Ford just launch the new Ford Focus model with Dual Clutch Transmission. The DCT transmission is developed by Getrag Ford Transmission company. Read the details review from Autocar. The main aim for DCT is to have better fuel consumption and with DCT it can have smooth shifting and quick gear change compare to conventional automatic.
In my opinion, the DCT is the future transmission and as one of the technology to meet the stringent regulation especially the European legislation and US Federal regulation.
The six-speeder is called Powershift, and is a rival to the likes of the Volkswagen DSG. Linked to a diesel engine, it’s being hailed for the environmental and financial advantages it provides over a conventional automatic box.
Powershift works by operating two clutches in parallel: one handles the odd gears (one, three and five), and the other even ratios (two, four and six). This allows the transmission to pre-select the upcoming gear, meaning a smooth, almost instant change, with no loss of torque in each shift.
On paper, the newcomer certainly looks promising. It delivers 320Nm of torque to the front wheels from only 2,000rpm, while a further 20Nm is available thanks to a temporary over-boost function. That’s enough to see the 134bhp Focus Powershift complete the sprint from 0-62mph in 9.6 seconds, while averaging economy of 48.6mpg on the combined cycle and emitting 154g/km of CO2.
Its vital statistics aren’t quite as strong as those of a standard manual Focus – which has a 9.4-second sprint time, returns 50.4mpg and puts out only 147g/km. However, the differences are negligible, which is pretty impressive for an automatic model.
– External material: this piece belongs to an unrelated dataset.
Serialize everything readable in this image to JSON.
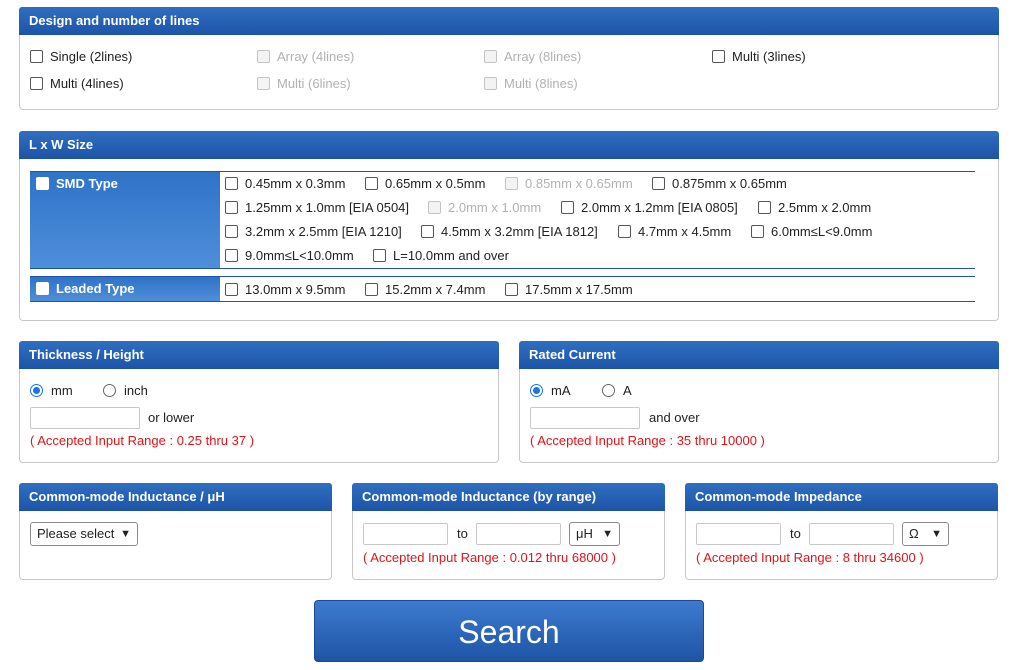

The Powershift transmission is currently only available with this 134bhp 2.0-litre TDCi diesel and the less powerful 108bhp variant, and can be specified solely in the hatchback version of the Focus, as well as the C-MAX compact MPV. However, Ford tells us the set-up will be rolled out to other cars in the range before long.
On the road, it behaves similarly to a conventional auto – albeit a very good one – changing between gears quickly and smoothly. But the system really comes into its own under acceleration, gliding from ratio to ratio with impressive speed and accuracy.
Even when shifting down we were unable to catch it out. The box always selected the most appropriate gear without any hesitation or jerkiness.
Adding to the appeal is an intuitive manual mode, for drivers who want greater involvement. A red light on the Focus’s rev counter indicates the optimum time to change gear, and you simply pull the lever back to shift up. It’s easier to operate than DSG, which uses the stick the opposite way.
But there are no steering wheel-mounted paddleshifters with which to change up or down – and no Sport mode on the box, either – as Ford is keen to stress the gains in economy and emissions offered by Powershift, rather than its outright sportiness. Still, neither of these features is really necessary, because the lever is likely to spend most of its time in ‘D’, allowing the auto to make the most of the engine’s relaxed, torquey nature.
The combination of the clever new gearbox and punchy diesel performance with the Focus’s class-leading driving dynamics makes the Power-shift model a compelling package. But buyers pay for the privilege. The five-door Titanium-spec model we drove costs in excess of £20,000 – that’s more than the latest range-topping Focus ST.
So, we’re reassured to hear that in time Ford will make Powershift more widely available on cheaper, entry-level models. Now that really will be a change for the better.
Rival: VW Golf 2.0 TDI DSG
GERMAN giant led the way by filtering its dual-clutch technology down from performance versions of the Golf to lesser models such as the 2.0-litre TDI diesel. And the six-speed DSG transmission continues to set the benchmark by which rival systems are judged.
Read more: http://www.autoexpress.co.uk/carreviews/firstdrives/222687/ford_focus_powershift.html#ixzz0sisqwGBT